* **TASK BRIEF**
Go through the entries, filter for the word "SPRINT", and copy every line that has it.
───── DATASET EXTRACT
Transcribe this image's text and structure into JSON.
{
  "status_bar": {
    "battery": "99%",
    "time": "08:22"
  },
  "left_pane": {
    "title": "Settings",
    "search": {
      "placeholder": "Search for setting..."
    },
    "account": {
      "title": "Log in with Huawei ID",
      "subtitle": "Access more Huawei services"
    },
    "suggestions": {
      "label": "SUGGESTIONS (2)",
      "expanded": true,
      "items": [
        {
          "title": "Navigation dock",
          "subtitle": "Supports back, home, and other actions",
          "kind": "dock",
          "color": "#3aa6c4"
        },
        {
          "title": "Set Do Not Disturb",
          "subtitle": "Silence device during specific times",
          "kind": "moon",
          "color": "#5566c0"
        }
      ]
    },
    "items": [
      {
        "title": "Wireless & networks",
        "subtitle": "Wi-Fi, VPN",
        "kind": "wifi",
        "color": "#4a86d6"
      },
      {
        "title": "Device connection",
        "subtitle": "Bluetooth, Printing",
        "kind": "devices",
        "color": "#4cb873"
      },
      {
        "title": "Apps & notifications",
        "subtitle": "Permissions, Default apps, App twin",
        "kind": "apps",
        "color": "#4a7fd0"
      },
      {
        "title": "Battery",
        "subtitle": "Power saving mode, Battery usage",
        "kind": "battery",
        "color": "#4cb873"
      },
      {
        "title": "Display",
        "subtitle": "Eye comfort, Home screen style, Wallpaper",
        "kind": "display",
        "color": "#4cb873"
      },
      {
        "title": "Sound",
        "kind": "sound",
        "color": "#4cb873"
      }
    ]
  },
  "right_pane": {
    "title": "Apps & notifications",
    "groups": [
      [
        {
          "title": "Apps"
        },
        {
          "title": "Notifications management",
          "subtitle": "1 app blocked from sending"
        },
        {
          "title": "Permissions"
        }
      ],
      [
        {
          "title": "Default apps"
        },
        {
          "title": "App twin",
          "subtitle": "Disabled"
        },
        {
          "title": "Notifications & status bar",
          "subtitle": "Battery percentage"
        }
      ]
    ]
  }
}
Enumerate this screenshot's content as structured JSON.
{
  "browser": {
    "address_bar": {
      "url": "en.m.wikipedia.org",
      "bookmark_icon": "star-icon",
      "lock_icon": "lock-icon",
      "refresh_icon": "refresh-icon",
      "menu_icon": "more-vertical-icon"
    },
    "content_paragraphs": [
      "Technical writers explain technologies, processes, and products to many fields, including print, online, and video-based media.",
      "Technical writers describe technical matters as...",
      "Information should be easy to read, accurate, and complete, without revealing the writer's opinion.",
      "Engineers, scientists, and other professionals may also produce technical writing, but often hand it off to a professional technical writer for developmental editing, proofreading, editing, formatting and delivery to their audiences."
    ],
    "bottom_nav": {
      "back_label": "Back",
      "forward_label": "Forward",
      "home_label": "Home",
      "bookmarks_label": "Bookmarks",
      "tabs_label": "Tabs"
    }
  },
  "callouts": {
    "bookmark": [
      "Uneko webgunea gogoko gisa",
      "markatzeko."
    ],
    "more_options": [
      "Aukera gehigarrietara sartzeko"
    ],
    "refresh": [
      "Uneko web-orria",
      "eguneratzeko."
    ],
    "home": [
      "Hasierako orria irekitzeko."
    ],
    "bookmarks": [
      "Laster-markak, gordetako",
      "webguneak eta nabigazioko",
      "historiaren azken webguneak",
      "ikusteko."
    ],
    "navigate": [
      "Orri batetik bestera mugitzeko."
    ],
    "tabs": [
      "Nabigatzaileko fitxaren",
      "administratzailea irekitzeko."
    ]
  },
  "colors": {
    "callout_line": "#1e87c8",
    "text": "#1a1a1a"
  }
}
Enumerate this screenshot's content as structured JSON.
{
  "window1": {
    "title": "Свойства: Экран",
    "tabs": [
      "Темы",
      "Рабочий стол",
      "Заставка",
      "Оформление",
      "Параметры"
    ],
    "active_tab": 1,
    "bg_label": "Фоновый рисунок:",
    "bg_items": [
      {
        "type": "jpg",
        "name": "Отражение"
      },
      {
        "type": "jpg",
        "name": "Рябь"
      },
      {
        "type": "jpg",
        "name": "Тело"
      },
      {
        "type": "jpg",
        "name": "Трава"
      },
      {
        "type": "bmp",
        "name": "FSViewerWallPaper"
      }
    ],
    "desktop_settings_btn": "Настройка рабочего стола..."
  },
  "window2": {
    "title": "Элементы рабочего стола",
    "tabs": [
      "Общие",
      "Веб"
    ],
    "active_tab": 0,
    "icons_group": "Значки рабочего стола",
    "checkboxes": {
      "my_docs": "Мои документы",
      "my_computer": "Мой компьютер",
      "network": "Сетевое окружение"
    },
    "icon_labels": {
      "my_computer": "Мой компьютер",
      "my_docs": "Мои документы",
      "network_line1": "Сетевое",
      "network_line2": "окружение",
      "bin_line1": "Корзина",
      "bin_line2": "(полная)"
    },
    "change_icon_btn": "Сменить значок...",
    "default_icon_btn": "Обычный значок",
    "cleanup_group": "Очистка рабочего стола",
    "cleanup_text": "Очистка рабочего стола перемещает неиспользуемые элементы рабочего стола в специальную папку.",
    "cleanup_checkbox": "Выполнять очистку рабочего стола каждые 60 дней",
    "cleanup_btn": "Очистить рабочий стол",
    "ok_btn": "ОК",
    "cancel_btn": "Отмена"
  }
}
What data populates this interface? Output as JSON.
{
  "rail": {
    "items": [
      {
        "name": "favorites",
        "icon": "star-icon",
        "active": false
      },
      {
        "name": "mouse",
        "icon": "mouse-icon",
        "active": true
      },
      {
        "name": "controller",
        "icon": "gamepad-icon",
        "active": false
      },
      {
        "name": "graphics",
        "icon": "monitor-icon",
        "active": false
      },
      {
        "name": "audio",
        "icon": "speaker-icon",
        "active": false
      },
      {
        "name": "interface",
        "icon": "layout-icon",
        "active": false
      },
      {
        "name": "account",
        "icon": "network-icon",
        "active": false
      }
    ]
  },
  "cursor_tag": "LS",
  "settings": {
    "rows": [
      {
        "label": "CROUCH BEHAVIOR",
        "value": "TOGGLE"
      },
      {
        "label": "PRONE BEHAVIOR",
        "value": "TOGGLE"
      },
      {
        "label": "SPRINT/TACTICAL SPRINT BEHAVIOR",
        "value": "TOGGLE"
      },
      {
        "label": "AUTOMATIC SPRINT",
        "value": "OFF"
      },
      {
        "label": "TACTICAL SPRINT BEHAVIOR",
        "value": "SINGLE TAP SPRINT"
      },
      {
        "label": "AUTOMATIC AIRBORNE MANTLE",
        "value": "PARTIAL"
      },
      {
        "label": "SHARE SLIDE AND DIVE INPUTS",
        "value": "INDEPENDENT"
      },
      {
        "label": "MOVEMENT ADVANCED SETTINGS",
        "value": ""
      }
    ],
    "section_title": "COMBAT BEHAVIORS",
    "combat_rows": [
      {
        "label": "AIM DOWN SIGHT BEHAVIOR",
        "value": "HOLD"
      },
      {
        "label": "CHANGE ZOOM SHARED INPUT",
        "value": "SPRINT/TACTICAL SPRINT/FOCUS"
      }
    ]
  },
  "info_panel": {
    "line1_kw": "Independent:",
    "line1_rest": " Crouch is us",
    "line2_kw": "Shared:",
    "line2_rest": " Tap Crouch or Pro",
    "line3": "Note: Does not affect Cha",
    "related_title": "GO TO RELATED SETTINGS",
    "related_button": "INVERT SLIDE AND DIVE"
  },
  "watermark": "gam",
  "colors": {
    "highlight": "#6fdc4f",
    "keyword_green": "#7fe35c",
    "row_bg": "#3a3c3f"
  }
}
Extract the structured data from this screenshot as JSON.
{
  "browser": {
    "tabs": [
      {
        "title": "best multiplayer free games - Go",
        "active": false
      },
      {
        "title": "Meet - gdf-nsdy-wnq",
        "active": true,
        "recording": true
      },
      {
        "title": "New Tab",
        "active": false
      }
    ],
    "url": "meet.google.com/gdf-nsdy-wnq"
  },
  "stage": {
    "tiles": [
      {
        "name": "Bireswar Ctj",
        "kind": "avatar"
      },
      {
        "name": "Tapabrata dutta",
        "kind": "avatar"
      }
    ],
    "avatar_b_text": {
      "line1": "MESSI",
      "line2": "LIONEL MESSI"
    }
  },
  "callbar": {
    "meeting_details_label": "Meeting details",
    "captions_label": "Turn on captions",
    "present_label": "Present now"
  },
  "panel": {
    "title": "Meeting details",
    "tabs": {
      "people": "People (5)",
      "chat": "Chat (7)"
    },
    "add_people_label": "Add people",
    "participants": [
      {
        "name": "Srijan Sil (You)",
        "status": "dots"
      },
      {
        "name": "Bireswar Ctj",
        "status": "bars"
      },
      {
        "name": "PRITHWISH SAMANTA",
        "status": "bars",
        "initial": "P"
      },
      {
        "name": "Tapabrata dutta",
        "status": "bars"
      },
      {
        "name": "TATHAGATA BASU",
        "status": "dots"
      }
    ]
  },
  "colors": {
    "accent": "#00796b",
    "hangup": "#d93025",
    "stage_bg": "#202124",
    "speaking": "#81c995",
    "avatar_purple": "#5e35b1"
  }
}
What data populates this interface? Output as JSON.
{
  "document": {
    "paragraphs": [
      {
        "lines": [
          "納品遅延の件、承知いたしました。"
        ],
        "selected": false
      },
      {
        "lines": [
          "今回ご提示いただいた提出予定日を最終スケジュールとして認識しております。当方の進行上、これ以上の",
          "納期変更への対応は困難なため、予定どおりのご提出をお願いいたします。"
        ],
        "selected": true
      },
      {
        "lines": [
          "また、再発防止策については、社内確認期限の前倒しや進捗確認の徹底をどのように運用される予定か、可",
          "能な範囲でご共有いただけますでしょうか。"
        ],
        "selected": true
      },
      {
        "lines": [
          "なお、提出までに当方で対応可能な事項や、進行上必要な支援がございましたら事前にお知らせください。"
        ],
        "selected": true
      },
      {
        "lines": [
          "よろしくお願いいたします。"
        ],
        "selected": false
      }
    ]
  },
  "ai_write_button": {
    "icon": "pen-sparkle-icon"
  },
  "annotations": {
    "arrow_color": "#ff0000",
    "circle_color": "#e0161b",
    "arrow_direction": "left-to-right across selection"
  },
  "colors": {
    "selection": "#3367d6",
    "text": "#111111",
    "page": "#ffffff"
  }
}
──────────
* **RESULT FOR THIS TASK**
        "label": "SPRINT/TACTICAL SPRINT BEHAVIOR",
        "label": "AUTOMATIC SPRINT",
        "label": "TACTICAL SPRINT BEHAVIOR",
        "value": "SINGLE TAP SPRINT"
        "value": "SPRINT/TACTICAL SPRINT/FOCUS"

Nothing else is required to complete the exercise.